EXCERPTED RECORDS:
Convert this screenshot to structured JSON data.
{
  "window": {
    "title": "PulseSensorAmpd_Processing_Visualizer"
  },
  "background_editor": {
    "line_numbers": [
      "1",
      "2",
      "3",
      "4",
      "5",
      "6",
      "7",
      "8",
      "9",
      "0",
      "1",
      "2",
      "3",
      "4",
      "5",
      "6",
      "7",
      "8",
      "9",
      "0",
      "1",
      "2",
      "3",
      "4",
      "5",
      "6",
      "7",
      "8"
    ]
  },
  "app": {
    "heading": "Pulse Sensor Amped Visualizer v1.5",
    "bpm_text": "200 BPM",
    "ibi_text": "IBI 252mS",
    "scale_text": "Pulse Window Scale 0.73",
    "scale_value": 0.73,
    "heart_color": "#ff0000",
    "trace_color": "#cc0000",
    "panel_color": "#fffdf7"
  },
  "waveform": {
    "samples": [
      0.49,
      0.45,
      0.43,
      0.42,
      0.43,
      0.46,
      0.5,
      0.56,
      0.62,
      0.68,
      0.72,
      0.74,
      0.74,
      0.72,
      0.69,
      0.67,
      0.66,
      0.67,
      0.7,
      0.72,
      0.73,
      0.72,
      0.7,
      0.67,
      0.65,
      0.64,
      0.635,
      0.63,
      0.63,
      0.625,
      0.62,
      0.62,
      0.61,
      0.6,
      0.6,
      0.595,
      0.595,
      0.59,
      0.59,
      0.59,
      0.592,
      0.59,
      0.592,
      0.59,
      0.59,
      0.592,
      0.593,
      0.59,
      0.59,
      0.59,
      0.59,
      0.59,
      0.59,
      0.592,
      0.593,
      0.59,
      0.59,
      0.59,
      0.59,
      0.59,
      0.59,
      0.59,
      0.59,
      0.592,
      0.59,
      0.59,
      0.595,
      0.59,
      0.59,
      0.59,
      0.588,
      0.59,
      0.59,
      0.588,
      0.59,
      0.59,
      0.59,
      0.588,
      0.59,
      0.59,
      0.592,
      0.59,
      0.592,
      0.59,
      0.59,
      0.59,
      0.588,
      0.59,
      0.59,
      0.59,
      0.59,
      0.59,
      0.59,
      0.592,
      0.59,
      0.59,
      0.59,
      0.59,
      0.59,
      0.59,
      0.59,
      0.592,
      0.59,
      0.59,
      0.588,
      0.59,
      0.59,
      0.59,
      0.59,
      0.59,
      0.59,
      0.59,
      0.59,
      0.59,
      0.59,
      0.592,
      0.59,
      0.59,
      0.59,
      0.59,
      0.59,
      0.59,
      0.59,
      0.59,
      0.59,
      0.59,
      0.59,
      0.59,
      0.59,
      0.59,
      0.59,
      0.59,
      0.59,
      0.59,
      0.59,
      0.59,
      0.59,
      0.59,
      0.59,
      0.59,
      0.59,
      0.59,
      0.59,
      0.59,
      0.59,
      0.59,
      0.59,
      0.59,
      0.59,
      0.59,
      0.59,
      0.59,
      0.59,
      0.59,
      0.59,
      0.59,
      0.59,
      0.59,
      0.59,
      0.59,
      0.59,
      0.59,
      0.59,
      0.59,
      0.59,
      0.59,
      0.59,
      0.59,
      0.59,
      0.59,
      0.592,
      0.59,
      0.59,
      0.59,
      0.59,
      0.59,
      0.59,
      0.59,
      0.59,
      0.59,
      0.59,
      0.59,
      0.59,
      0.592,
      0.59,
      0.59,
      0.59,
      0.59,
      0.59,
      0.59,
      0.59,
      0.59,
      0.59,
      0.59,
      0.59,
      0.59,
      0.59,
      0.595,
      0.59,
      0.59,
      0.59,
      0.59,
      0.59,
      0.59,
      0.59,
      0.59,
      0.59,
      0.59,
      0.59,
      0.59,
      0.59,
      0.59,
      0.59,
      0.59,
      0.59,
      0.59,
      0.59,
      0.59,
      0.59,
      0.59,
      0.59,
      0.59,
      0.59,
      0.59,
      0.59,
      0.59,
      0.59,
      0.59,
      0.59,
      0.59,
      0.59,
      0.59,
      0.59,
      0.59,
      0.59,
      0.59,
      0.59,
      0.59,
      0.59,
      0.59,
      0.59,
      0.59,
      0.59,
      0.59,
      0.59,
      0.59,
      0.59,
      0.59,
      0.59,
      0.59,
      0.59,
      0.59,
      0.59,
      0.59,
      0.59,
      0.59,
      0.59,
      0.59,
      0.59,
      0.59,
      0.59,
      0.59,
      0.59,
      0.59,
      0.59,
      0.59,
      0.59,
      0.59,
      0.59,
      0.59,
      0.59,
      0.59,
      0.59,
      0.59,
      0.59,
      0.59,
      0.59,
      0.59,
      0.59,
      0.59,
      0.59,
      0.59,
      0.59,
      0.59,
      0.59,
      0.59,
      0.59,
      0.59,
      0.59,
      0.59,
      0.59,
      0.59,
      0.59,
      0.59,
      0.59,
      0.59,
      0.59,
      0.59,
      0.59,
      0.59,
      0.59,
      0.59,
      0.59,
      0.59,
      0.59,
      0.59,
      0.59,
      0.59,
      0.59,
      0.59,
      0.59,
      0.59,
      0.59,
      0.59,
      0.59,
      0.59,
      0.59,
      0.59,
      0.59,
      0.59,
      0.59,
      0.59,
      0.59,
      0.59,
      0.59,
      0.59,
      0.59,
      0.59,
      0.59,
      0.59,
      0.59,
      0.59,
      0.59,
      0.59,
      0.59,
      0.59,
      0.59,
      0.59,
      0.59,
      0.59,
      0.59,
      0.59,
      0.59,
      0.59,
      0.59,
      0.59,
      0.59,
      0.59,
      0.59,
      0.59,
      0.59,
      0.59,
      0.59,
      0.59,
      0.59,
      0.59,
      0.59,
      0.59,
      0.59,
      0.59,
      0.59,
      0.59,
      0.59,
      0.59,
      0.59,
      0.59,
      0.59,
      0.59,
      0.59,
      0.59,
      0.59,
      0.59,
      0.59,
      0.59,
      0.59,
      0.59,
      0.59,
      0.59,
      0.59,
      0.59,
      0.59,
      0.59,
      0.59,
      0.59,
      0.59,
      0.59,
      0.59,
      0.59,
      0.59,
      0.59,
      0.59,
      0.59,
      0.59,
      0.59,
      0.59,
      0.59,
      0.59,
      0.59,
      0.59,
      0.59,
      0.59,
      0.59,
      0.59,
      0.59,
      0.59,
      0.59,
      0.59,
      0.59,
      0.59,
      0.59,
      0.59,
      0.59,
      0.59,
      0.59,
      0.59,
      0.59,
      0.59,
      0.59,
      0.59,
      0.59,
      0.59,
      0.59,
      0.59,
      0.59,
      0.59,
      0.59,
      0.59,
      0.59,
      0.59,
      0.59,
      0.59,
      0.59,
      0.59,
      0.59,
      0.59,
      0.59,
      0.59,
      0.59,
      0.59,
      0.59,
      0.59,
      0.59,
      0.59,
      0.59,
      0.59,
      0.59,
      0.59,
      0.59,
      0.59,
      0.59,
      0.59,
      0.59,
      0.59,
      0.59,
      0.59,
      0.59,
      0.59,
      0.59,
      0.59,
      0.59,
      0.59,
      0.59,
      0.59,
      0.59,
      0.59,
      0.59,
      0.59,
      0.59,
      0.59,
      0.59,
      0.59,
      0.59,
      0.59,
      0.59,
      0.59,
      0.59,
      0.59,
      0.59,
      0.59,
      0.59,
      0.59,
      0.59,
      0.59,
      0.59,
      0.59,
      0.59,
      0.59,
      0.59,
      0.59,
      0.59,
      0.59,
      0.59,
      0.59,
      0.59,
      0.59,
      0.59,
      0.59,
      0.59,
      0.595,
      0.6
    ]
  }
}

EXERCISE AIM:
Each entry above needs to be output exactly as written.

OUTPUT OF THE EXERCISE:
Convert this screenshot to structured JSON data.
{
  "window": {
    "title": "PulseSensorAmpd_Processing_Visualizer"
  },
  "background_editor": {
    "line_numbers": [
      "1",
      "2",
      "3",
      "4",
      "5",
      "6",
      "7",
      "8",
      "9",
      "0",
      "1",
      "2",
      "3",
      "4",
      "5",
      "6",
      "7",
      "8",
      "9",
      "0",
      "1",
      "2",
      "3",
      "4",
      "5",
      "6",
      "7",
      "8"
    ]
  },
  "app": {
    "heading": "Pulse Sensor Amped Visualizer v1.5",
    "bpm_text": "200 BPM",
    "ibi_text": "IBI 252mS",
    "scale_text": "Pulse Window Scale 0.73",
    "scale_value": 0.73,
    "heart_color": "#ff0000",
    "trace_color": "#cc0000",
    "panel_color": "#fffdf7"
  },
  "waveform": {
    "samples": [
      0.49,
      0.45,
      0.43,
      0.42,
      0.43,
      0.46,
      0.5,
      0.56,
      0.62,
      0.68,
      0.72,
      0.74,
      0.74,
      0.72,
      0.69,
      0.67,
      0.66,
      0.67,
      0.7,
      0.72,
      0.73,
      0.72,
      0.7,
      0.67,
      0.65,
      0.64,
      0.635,
      0.63,
      0.63,
      0.625,
      0.62,
      0.62,
      0.61,
      0.6,
      0.6,
      0.595,
      0.595,
      0.59,
      0.59,
      0.59,
      0.592,
      0.59,
      0.592,
      0.59,
      0.59,
      0.592,
      0.593,
      0.59,
      0.59,
      0.59,
      0.59,
      0.59,
      0.59,
      0.592,
      0.593,
      0.59,
      0.59,
      0.59,
      0.59,
      0.59,
      0.59,
      0.59,
      0.59,
      0.592,
      0.59,
      0.59,
      0.595,
      0.59,
      0.59,
      0.59,
      0.588,
      0.59,
      0.59,
      0.588,
      0.59,
      0.59,
      0.59,
      0.588,
      0.59,
      0.59,
      0.592,
      0.59,
      0.592,
      0.59,
      0.59,
      0.59,
      0.588,
      0.59,
      0.59,
      0.59,
      0.59,
      0.59,
      0.59,
      0.592,
      0.59,
      0.59,
      0.59,
      0.59,
      0.59,
      0.59,
      0.59,
      0.592,
      0.59,
      0.59,
      0.588,
      0.59,
      0.59,
      0.59,
      0.59,
      0.59,
      0.59,
      0.59,
      0.59,
      0.59,
      0.59,
      0.592,
      0.59,
      0.59,
      0.59,
      0.59,
      0.59,
      0.59,
      0.59,
      0.59,
      0.59,
      0.59,
      0.59,
      0.59,
      0.59,
      0.59,
      0.59,
      0.59,
      0.59,
      0.59,
      0.59,
      0.59,
      0.59,
      0.59,
      0.59,
      0.59,
      0.59,
      0.59,
      0.59,
      0.59,
      0.59,
      0.59,
      0.59,
      0.59,
      0.59,
      0.59,
      0.59,
      0.59,
      0.59,
      0.59,
      0.59,
      0.59,
      0.59,
      0.59,
      0.59,
      0.59,
      0.59,
      0.59,
      0.59,
      0.59,
      0.59,
      0.59,
      0.59,
      0.59,
      0.59,
      0.59,
      0.592,
      0.59,
      0.59,
      0.59,
      0.59,
      0.59,
      0.59,
      0.59,
      0.59,
      0.59,
      0.59,
      0.59,
      0.59,
      0.592,
      0.59,
      0.59,
      0.59,
      0.59,
      0.59,
      0.59,
      0.59,
      0.59,
      0.59,
      0.59,
      0.59,
      0.59,
      0.59,
      0.595,
      0.59,
      0.59,
      0.59,
      0.59,
      0.59,
      0.59,
      0.59,
      0.59,
      0.59,
      0.59,
      0.59,
      0.59,
      0.59,
      0.59,
      0.59,
      0.59,
      0.59,
      0.59,
      0.59,
      0.59,
      0.59,
      0.59,
      0.59,
      0.59,
      0.59,
      0.59,
      0.59,
      0.59,
      0.59,
      0.59,
      0.59,
      0.59,
      0.59,
      0.59,
      0.59,
      0.59,
      0.59,
      0.59,
      0.59,
      0.59,
      0.59,
      0.59,
      0.59,
      0.59,
      0.59,
      0.59,
      0.59,
      0.59,
      0.59,
      0.59,
      0.59,
      0.59,
      0.59,
      0.59,
      0.59,
      0.59,
      0.59,
      0.59,
      0.59,
      0.59,
      0.59,
      0.59,
      0.59,
      0.59,
      0.59,
      0.59,
      0.59,
      0.59,
      0.59,
      0.59,
      0.59,
      0.59,
      0.59,
      0.59,
      0.59,
      0.59,
      0.59,
      0.59,
      0.59,
      0.59,
      0.59,
      0.59,
      0.59,
      0.59,
      0.59,
      0.59,
      0.59,
      0.59,
      0.59,
      0.59,
      0.59,
      0.59,
      0.59,
      0.59,
      0.59,
      0.59,
      0.59,
      0.59,
      0.59,
      0.59,
      0.59,
      0.59,
      0.59,
      0.59,
      0.59,
      0.59,
      0.59,
      0.59,
      0.59,
      0.59,
      0.59,
      0.59,
      0.59,
      0.59,
      0.59,
      0.59,
      0.59,
      0.59,
      0.59,
      0.59,
      0.59,
      0.59,
      0.59,
      0.59,
      0.59,
      0.59,
      0.59,
      0.59,
      0.59,
      0.59,
      0.59,
      0.59,
      0.59,
      0.59,
      0.59,
      0.59,
      0.59,
      0.59,
      0.59,
      0.59,
      0.59,
      0.59,
      0.59,
      0.59,
      0.59,
      0.59,
      0.59,
      0.59,
      0.59,
      0.59,
      0.59,
      0.59,
      0.59,
      0.59,
      0.59,
      0.59,
      0.59,
      0.59,
      0.59,
      0.59,
      0.59,
      0.59,
      0.59,
      0.59,
      0.59,
      0.59,
      0.59,
      0.59,
      0.59,
      0.59,
      0.59,
      0.59,
      0.59,
      0.59,
      0.59,
      0.59,
      0.59,
      0.59,
      0.59,
      0.59,
      0.59,
      0.59,
      0.59,
      0.59,
      0.59,
      0.59,
      0.59,
      0.59,
      0.59,
      0.59,
      0.59,
      0.59,
      0.59,
      0.59,
      0.59,
      0.59,
      0.59,
      0.59,
      0.59,
      0.59,
      0.59,
      0.59,
      0.59,
      0.59,
      0.59,
      0.59,
      0.59,
      0.59,
      0.59,
      0.59,
      0.59,
      0.59,
      0.59,
      0.59,
      0.59,
      0.59,
      0.59,
      0.59,
      0.59,
      0.59,
      0.59,
      0.59,
      0.59,
      0.59,
      0.59,
      0.59,
      0.59,
      0.59,
      0.59,
      0.59,
      0.59,
      0.59,
      0.59,
      0.59,
      0.59,
      0.59,
      0.59,
      0.59,
      0.59,
      0.59,
      0.59,
      0.59,
      0.59,
      0.59,
      0.59,
      0.59,
      0.59,
      0.59,
      0.59,
      0.59,
      0.59,
      0.59,
      0.59,
      0.59,
      0.59,
      0.59,
      0.59,
      0.59,
      0.59,
      0.59,
      0.59,
      0.59,
      0.59,
      0.59,
      0.59,
      0.59,
      0.59,
      0.59,
      0.59,
      0.59,
      0.59,
      0.59,
      0.59,
      0.59,
      0.59,
      0.59,
      0.59,
      0.59,
      0.59,
      0.59,
      0.59,
      0.59,
      0.59,
      0.59,
      0.59,
      0.59,
      0.59,
      0.59,
      0.59,
      0.59,
      0.59,
      0.59,
      0.59,
      0.59,
      0.59,
      0.59,
      0.59,
      0.59,
      0.59,
      0.59,
      0.595,
      0.6
    ]
  }
}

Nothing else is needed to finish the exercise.